FRANKFURT — Official figures are expected to show inflation in the 19-country eurozone rose again in February — a development that would further galvanize critics of the European Central Bank's stimulus efforts.
The inflation number to be announced Thursday could reach 1.9
Germany, the biggest of the eurozone economies, has already announced that its inflation rate rose to 2.2
Rising inflation combined with low interest rates engineered by the central bank increase the pain felt by savers who are still getting near-zero returns on savings kept in conservative holdings such as bank deposits. And it has encouraged stimulus skeptics who think the ECB is close enough to its goal of bringing inflation sustainably to just below 2
Economist Carsten Brzeski at ING-DiBa said that "with inflation about the magical 2
The figures may increase the public relations headache for ECB President Mario Draghi but are not likely to make the bank change course.
Draghi has argued that the recent increase in inflation comes from global oil prices, an external factor that is not due to a fundamental improvement in the economy. He has also said that the economy still needs support through a year of heightened political uncertainties that will include elections in the Netherlands, France, and Germany.

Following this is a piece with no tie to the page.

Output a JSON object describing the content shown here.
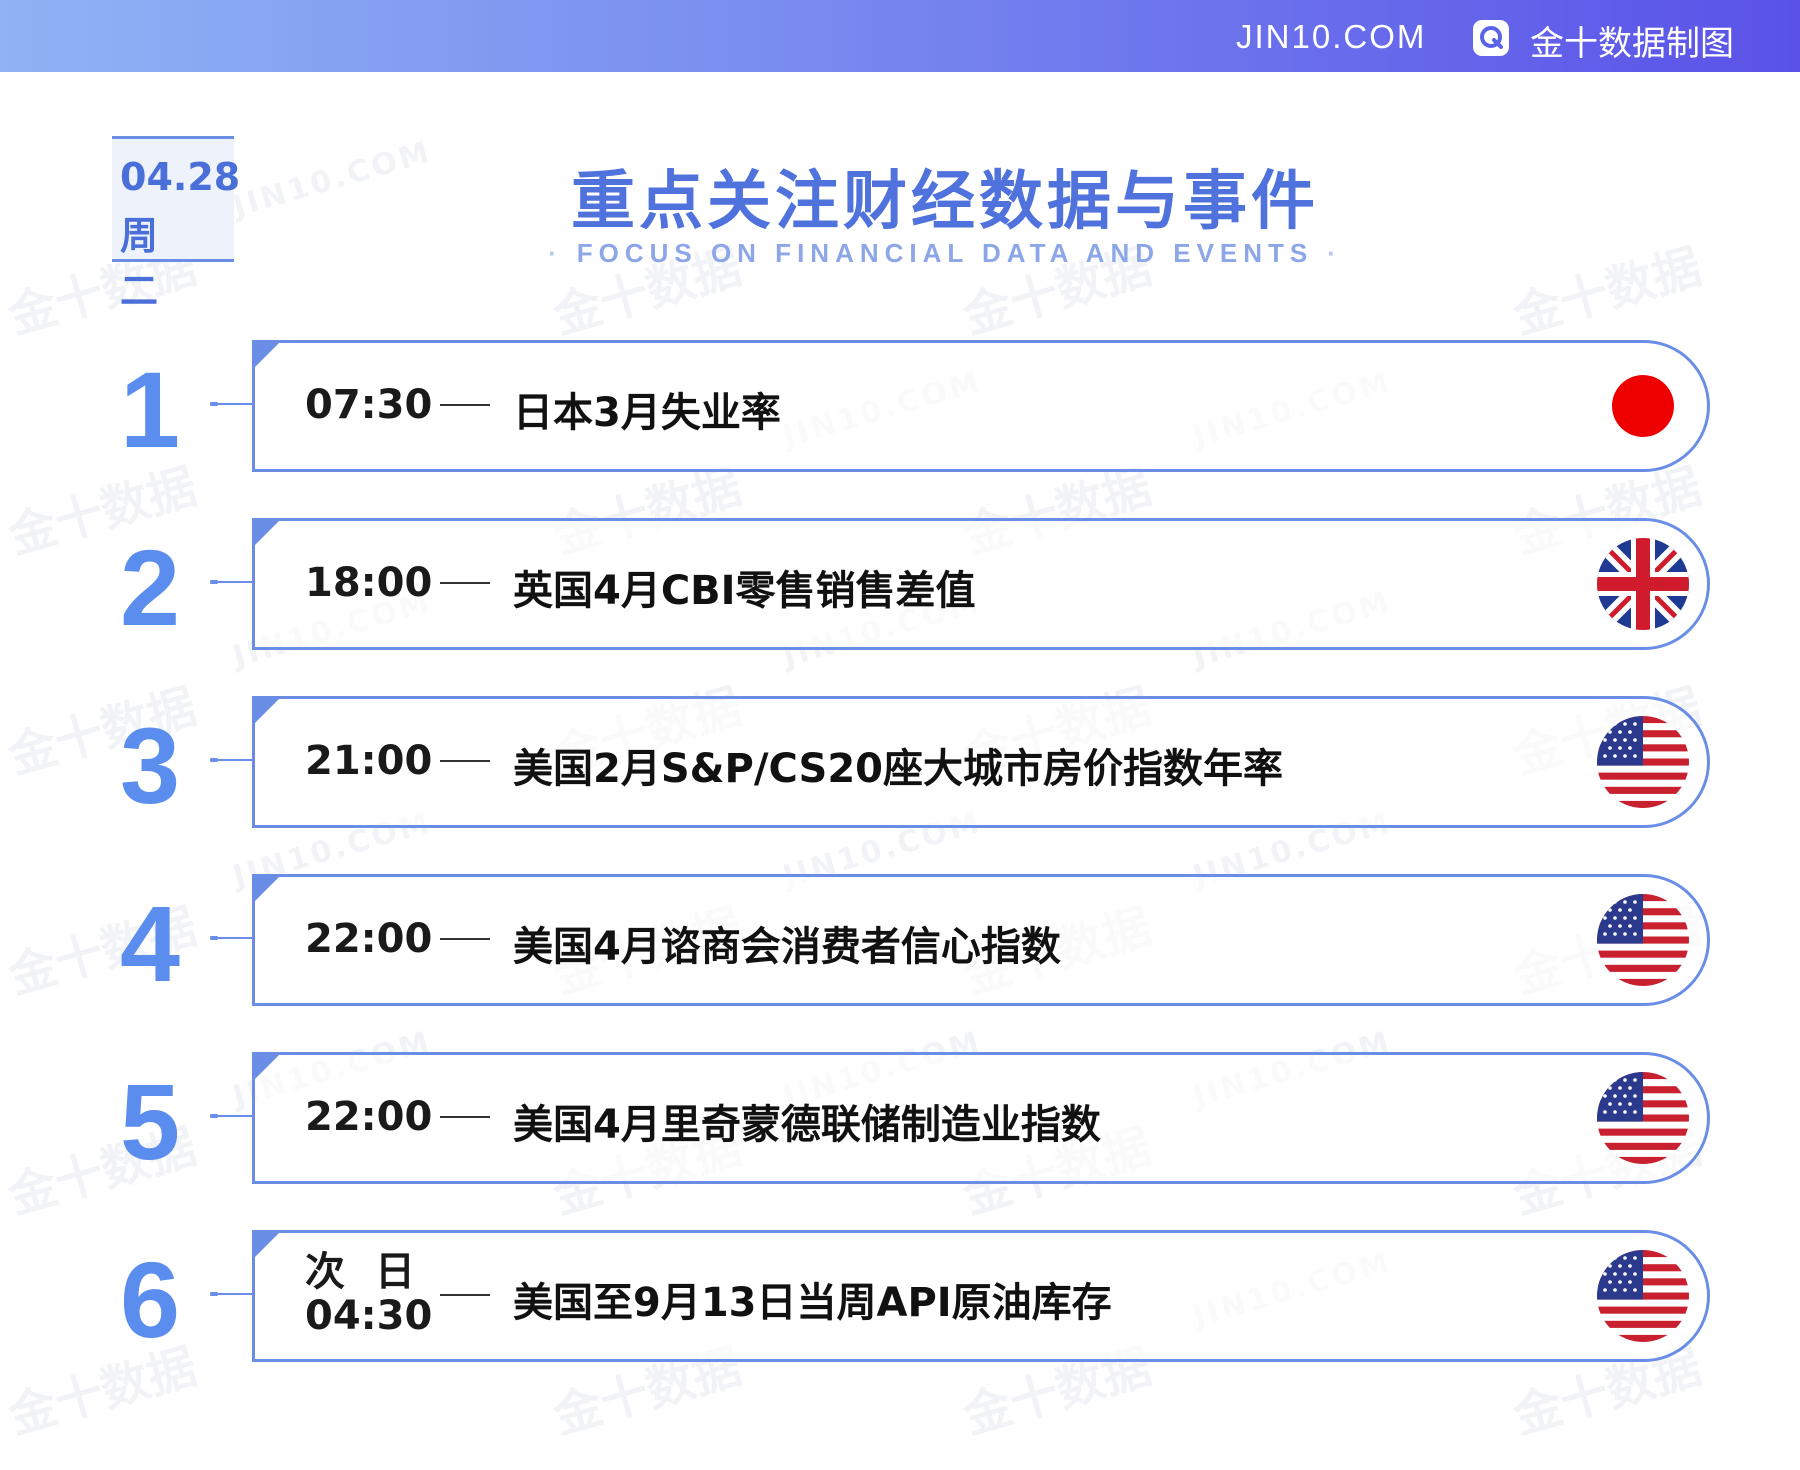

Analyst Michael Schubert at Commerzbank said that while some ECB council members want the bank to start thinking about ending its extraordinary stimulus efforts, "our analysis indicates that opponents of an early exit have a solid majority" on the bank's 25-member governing council.
A frequent stimulus critic, governing council member Jens Weidmann, did not make an explicit call for the bank to signal it is ready to exit the stimulus program. But he underlined Wednesday what he considers the unwanted side effects of the ECB's efforts.
In the text of a speech delivered in Ljubljana, Slovenia, he argued that current low borrowing rates offer "few incentives for governments to consolidate their budgets" since debt does not incur high interest costs.
Weidmann sits on the ECB's council by virtue of his post as head of Germany's national central bank. He has been critical of the ECB's decision to use newly printed money to purchase government bonds and corporate bonds, driving interest yields down.
The governing council is made up of a six-member executive board headed by Draghi, and by the heads of the 19 national central banks. Many of them are from member countries that need stimulus more than Germany, where unemployment is only 3.9
In December, the ECB decided to continue bond purchases through the end of this year while reducing them from 80 billion euros ($84 billion) a month to 60 billion euros a month from April. The stimulus is aimed at raising inflation and supporting the economy.
Most analysts think the bank will not back off its stimulus but may signal at some point this year its intentions to start tapering it off gradually in 2018.
Bank officials point out that the current increase in inflation is largely the result of comparisons with a period of very low oil prices last year. Core inflation, which leaves out fuel prices, remained stuck at 0.9